- What you have to do
The required answer is every line of the data containing the word "button".

───

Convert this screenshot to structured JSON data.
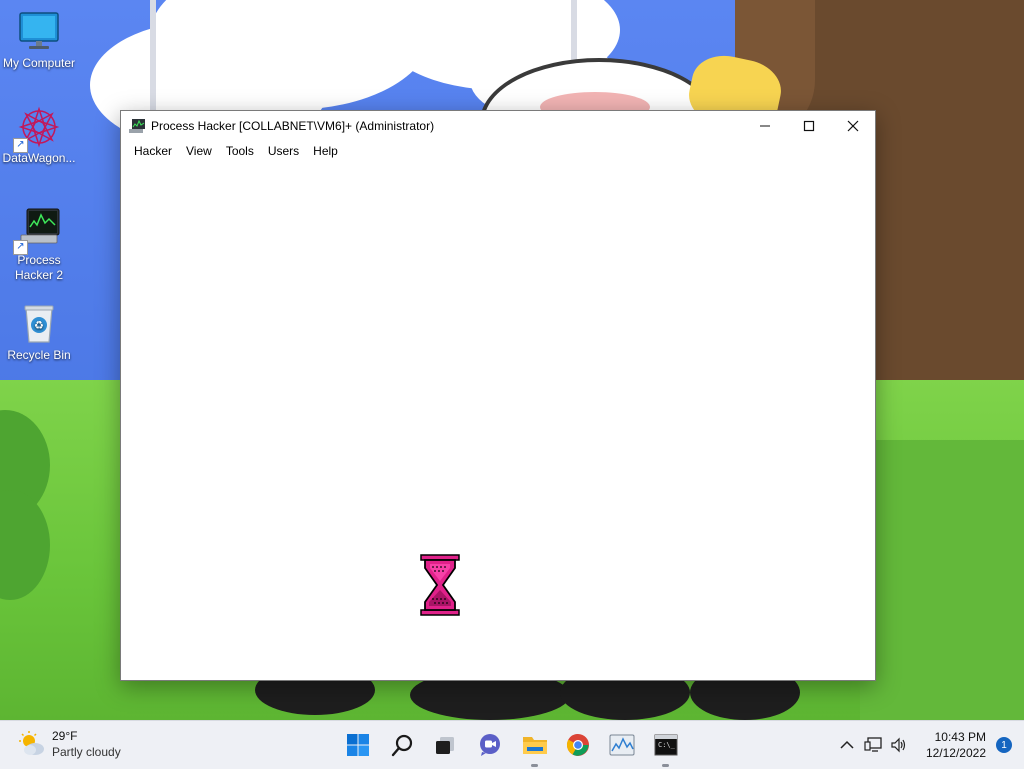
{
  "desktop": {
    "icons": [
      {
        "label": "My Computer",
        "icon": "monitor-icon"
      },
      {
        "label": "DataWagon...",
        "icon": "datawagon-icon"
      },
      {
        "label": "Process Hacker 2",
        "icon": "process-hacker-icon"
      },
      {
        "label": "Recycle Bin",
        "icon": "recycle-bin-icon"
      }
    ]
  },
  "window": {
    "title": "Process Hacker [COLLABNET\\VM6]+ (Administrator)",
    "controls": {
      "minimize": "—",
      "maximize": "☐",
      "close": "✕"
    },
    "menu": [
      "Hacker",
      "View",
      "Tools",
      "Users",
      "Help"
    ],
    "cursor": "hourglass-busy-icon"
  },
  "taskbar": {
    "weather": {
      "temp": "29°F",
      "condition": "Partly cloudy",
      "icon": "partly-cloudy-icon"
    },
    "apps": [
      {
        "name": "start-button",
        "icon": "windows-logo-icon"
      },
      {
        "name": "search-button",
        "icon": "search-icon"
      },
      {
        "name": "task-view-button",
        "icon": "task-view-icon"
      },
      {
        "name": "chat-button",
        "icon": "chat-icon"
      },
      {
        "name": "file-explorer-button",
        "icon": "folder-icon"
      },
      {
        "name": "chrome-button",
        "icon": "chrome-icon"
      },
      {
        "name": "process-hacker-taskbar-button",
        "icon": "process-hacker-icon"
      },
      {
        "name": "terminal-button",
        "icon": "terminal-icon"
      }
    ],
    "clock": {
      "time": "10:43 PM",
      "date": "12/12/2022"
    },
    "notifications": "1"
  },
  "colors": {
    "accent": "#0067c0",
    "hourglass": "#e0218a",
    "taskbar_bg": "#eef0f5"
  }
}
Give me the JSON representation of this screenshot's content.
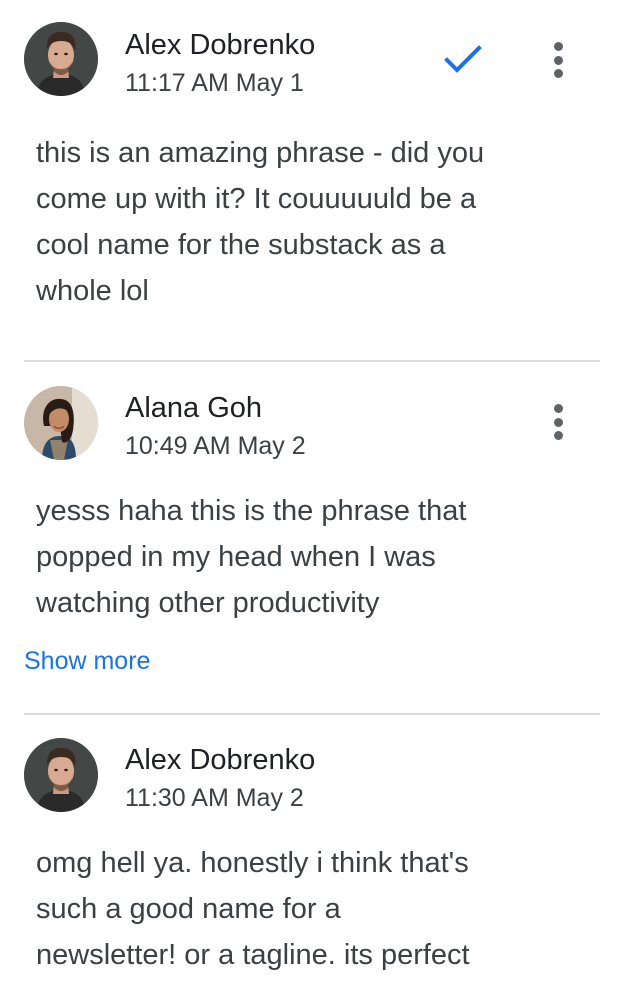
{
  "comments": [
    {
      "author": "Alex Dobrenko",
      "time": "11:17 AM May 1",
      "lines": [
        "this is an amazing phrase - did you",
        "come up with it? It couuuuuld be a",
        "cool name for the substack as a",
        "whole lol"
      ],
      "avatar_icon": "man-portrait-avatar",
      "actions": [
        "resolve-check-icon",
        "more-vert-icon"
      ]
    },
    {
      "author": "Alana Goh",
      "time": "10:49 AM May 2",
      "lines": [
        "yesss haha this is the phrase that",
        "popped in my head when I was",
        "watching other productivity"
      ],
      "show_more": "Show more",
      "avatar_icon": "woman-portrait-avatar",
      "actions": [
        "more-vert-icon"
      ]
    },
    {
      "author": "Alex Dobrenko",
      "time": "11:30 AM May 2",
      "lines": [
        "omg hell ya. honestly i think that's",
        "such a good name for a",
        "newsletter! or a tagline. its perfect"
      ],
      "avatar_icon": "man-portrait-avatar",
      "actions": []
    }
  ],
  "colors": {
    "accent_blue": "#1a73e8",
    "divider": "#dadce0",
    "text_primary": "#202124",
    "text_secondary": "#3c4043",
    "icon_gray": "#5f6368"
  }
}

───

- Exercise output
        "name": "start-button",
        "name": "search-button",
        "name": "task-view-button",
        "name": "chat-button",
        "name": "file-explorer-button",
        "name": "chrome-button",
        "name": "process-hacker-taskbar-button",
        "name": "terminal-button",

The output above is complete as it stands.